2011: Oriana Bandiera
Oriana Bandiera won the 2011 edition of the Carlo Alberto Medal. She is the first woman to be awarded the prize, which with the 2011 edition goes to a biennial schedule.
Born in Catania in 1971, Oriana Bandiera received her BA in Economics from the Università Bocconi in 1993 and her Ph.D. in Economics from Boston College in 2000. Upon completing her doctorate, she was hired by the London School of Economics and Political Science, where she is now Professor of Economics. She has been a visiting professor at the University of Chicago, New York University, Yale University, Northwestern University and the IIES in Stockholm. She is the co-Director of the Economic Organization and Public Policy Programme of STICERD and of the State Capabilities Research Programme of the International Growth Center, a Research Fellow of CEPR, and an Associate Editor of, among others, the Journal of Economic Literature and the Economic Journal.

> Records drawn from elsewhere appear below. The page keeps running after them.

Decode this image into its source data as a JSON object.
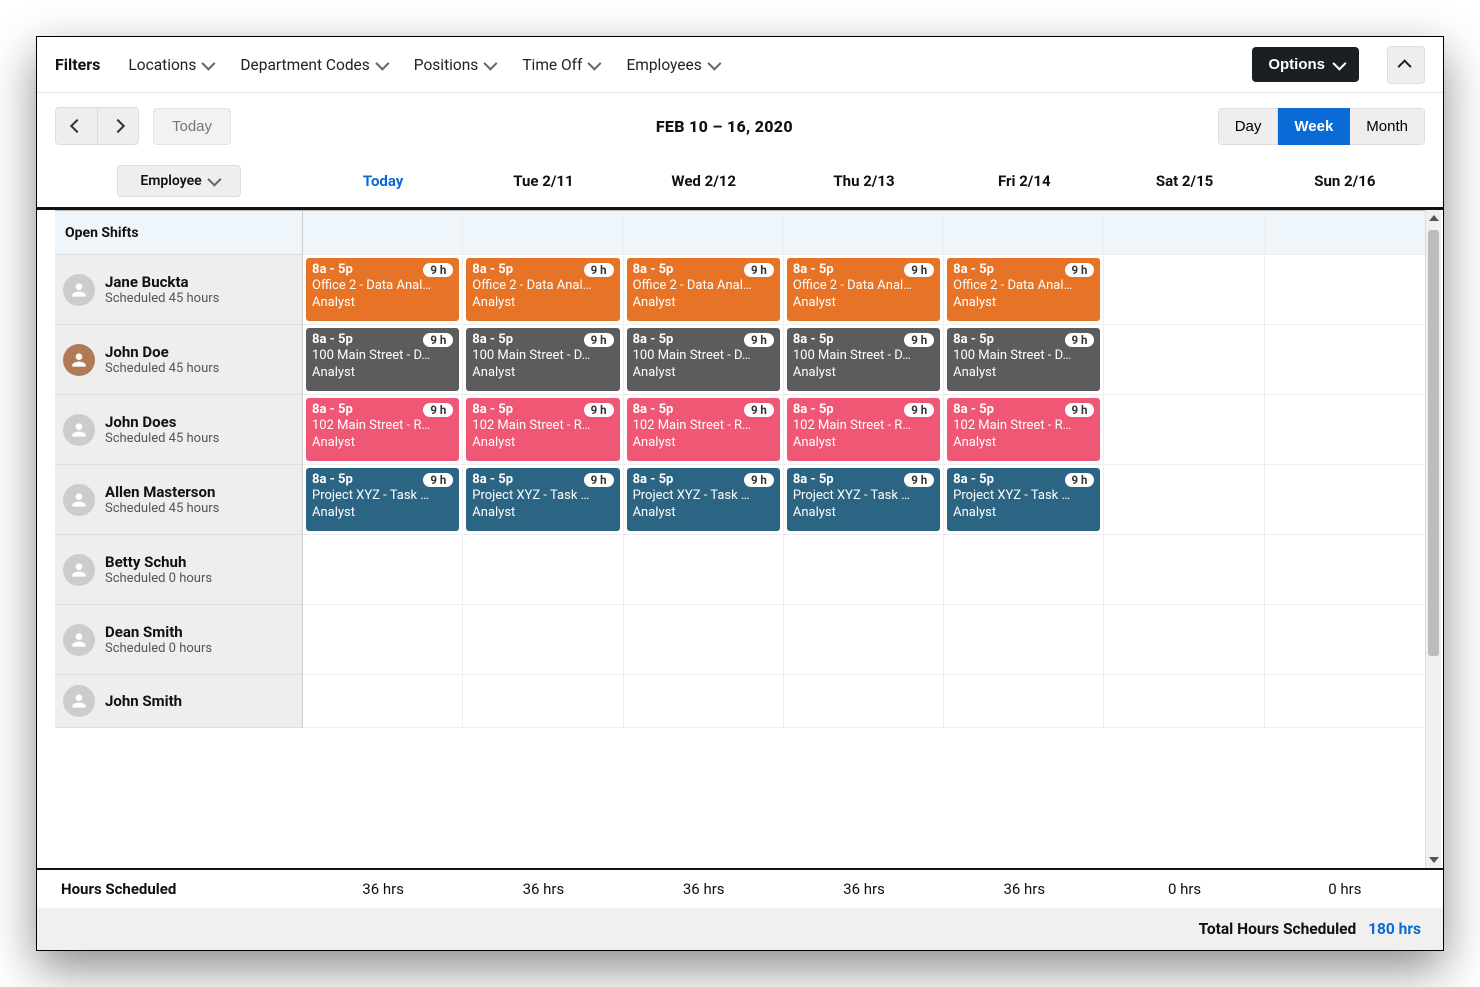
{
  "filters": {
    "label": "Filters",
    "items": [
      "Locations",
      "Department Codes",
      "Positions",
      "Time Off",
      "Employees"
    ]
  },
  "options_label": "Options",
  "nav": {
    "today_label": "Today",
    "date_range": "FEB 10 – 16, 2020",
    "views": {
      "day": "Day",
      "week": "Week",
      "month": "Month",
      "active": "week"
    }
  },
  "columns": {
    "employee_label": "Employee",
    "days": [
      {
        "label": "Today",
        "is_today": true
      },
      {
        "label": "Tue 2/11",
        "is_today": false
      },
      {
        "label": "Wed 2/12",
        "is_today": false
      },
      {
        "label": "Thu 2/13",
        "is_today": false
      },
      {
        "label": "Fri 2/14",
        "is_today": false
      },
      {
        "label": "Sat 2/15",
        "is_today": false
      },
      {
        "label": "Sun 2/16",
        "is_today": false
      }
    ]
  },
  "open_shifts_label": "Open Shifts",
  "shift_template": {
    "time": "8a - 5p",
    "badge": "9 h",
    "role": "Analyst"
  },
  "locations": {
    "orange": "Office 2 - Data Anal…",
    "gray": "100 Main Street - D…",
    "pink": "102 Main Street - R…",
    "teal": "Project XYZ - Task …"
  },
  "employees": [
    {
      "name": "Jane Buckta",
      "sub": "Scheduled 45 hours",
      "color": "orange",
      "shifts_days": 5,
      "photo": false
    },
    {
      "name": "John Doe",
      "sub": "Scheduled 45 hours",
      "color": "gray",
      "shifts_days": 5,
      "photo": true
    },
    {
      "name": "John Does",
      "sub": "Scheduled 45 hours",
      "color": "pink",
      "shifts_days": 5,
      "photo": false
    },
    {
      "name": "Allen Masterson",
      "sub": "Scheduled 45 hours",
      "color": "teal",
      "shifts_days": 5,
      "photo": false
    },
    {
      "name": "Betty Schuh",
      "sub": "Scheduled 0 hours",
      "color": null,
      "shifts_days": 0,
      "photo": false
    },
    {
      "name": "Dean Smith",
      "sub": "Scheduled 0 hours",
      "color": null,
      "shifts_days": 0,
      "photo": false
    },
    {
      "name": "John Smith",
      "sub": "",
      "color": null,
      "shifts_days": 0,
      "photo": false
    }
  ],
  "footer": {
    "label": "Hours Scheduled",
    "values": [
      "36 hrs",
      "36 hrs",
      "36 hrs",
      "36 hrs",
      "36 hrs",
      "0 hrs",
      "0 hrs"
    ],
    "total_label": "Total Hours Scheduled",
    "total_value": "180 hrs"
  }
}
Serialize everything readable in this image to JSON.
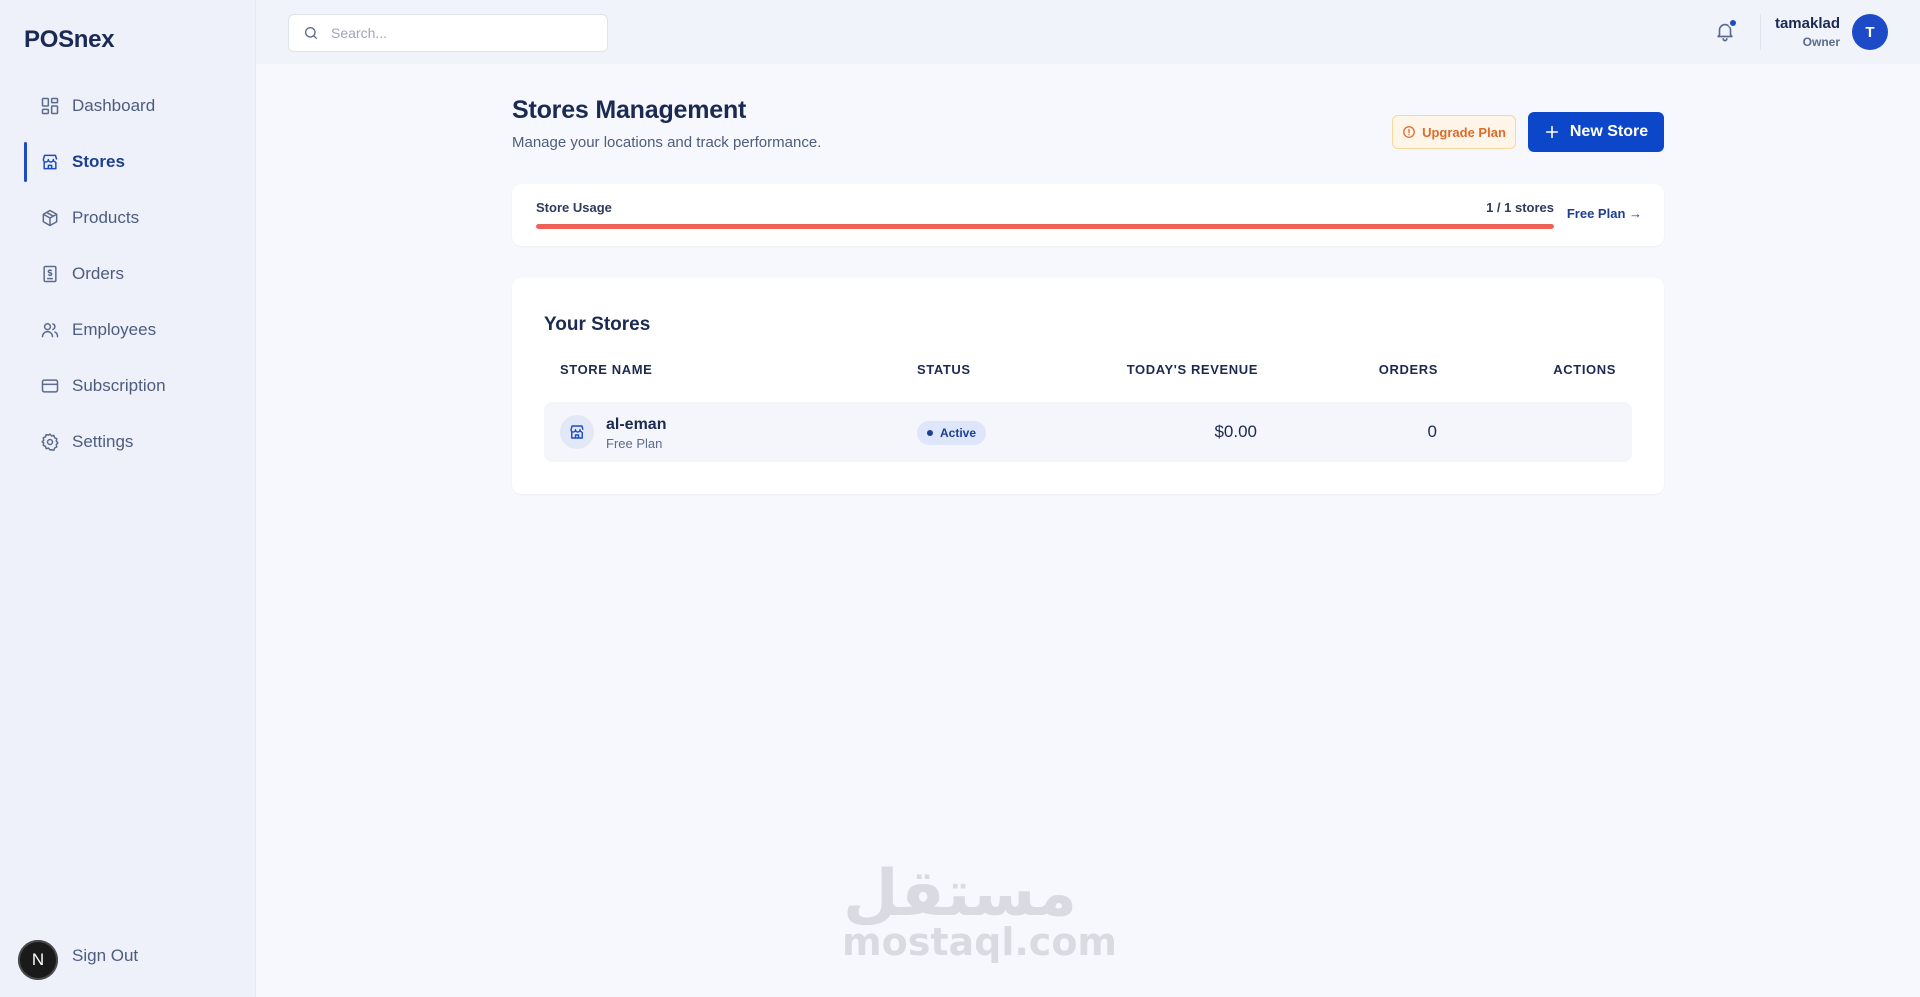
{
  "app": {
    "name": "POSnex"
  },
  "sidebar": {
    "items": [
      {
        "label": "Dashboard",
        "icon": "dashboard-icon",
        "active": false
      },
      {
        "label": "Stores",
        "icon": "store-icon",
        "active": true
      },
      {
        "label": "Products",
        "icon": "package-icon",
        "active": false
      },
      {
        "label": "Orders",
        "icon": "receipt-icon",
        "active": false
      },
      {
        "label": "Employees",
        "icon": "users-icon",
        "active": false
      },
      {
        "label": "Subscription",
        "icon": "credit-card-icon",
        "active": false
      },
      {
        "label": "Settings",
        "icon": "gear-icon",
        "active": false
      }
    ],
    "signout_label": "Sign Out",
    "dev_badge_letter": "N"
  },
  "topbar": {
    "search_placeholder": "Search...",
    "user": {
      "name": "tamaklad",
      "role": "Owner",
      "avatar_letter": "T"
    },
    "has_notification": true
  },
  "page": {
    "title": "Stores Management",
    "subtitle": "Manage your locations and track performance.",
    "upgrade_label": "Upgrade Plan",
    "new_store_label": "New Store"
  },
  "usage": {
    "label": "Store Usage",
    "count_text": "1 / 1 stores",
    "fill_fraction": 1.0,
    "plan_link": "Free Plan →"
  },
  "stores": {
    "title": "Your Stores",
    "columns": [
      "STORE NAME",
      "STATUS",
      "TODAY'S REVENUE",
      "ORDERS",
      "ACTIONS"
    ],
    "rows": [
      {
        "name": "al-eman",
        "plan": "Free Plan",
        "status": "Active",
        "revenue": "$0.00",
        "orders": "0"
      }
    ]
  },
  "watermark": {
    "arabic": "مستقل",
    "latin": "mostaql.com"
  },
  "colors": {
    "accent": "#0d47c9",
    "sidebar_bg": "#eef0fa",
    "usage_fill": "#ef6258",
    "upgrade_text": "#e06a2a"
  }
}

Oriana has done enlightening work on the role and the design of incentives in the workplace, in advanced and developing economies. Her papers on social ties within and across ranks – using natural field experiments together with remarkable identification strategies – showed the importance of non-monetary incentives. However, Oriana's contributions do not stop at personnel economics. Her paper on waste in government spending is the first one to empirically separate active (bribes) from passive waste. She has also given important contributions to the economics of organized crime, and to development economics. In the words of a scholar who nominated her: "Oriana has established herself as a leader in the exciting field of economic development concerned with social incentives and economic productivity. Combining field experiment with state of the art econometric techniques, she has pushed the frontier outward."
The Carlo Alberto Lecture
The award ceremony will take place at the Collegio Carlo Alberto in the month of October, as part of the inauguration ceremony of the 2011-2012 academic year.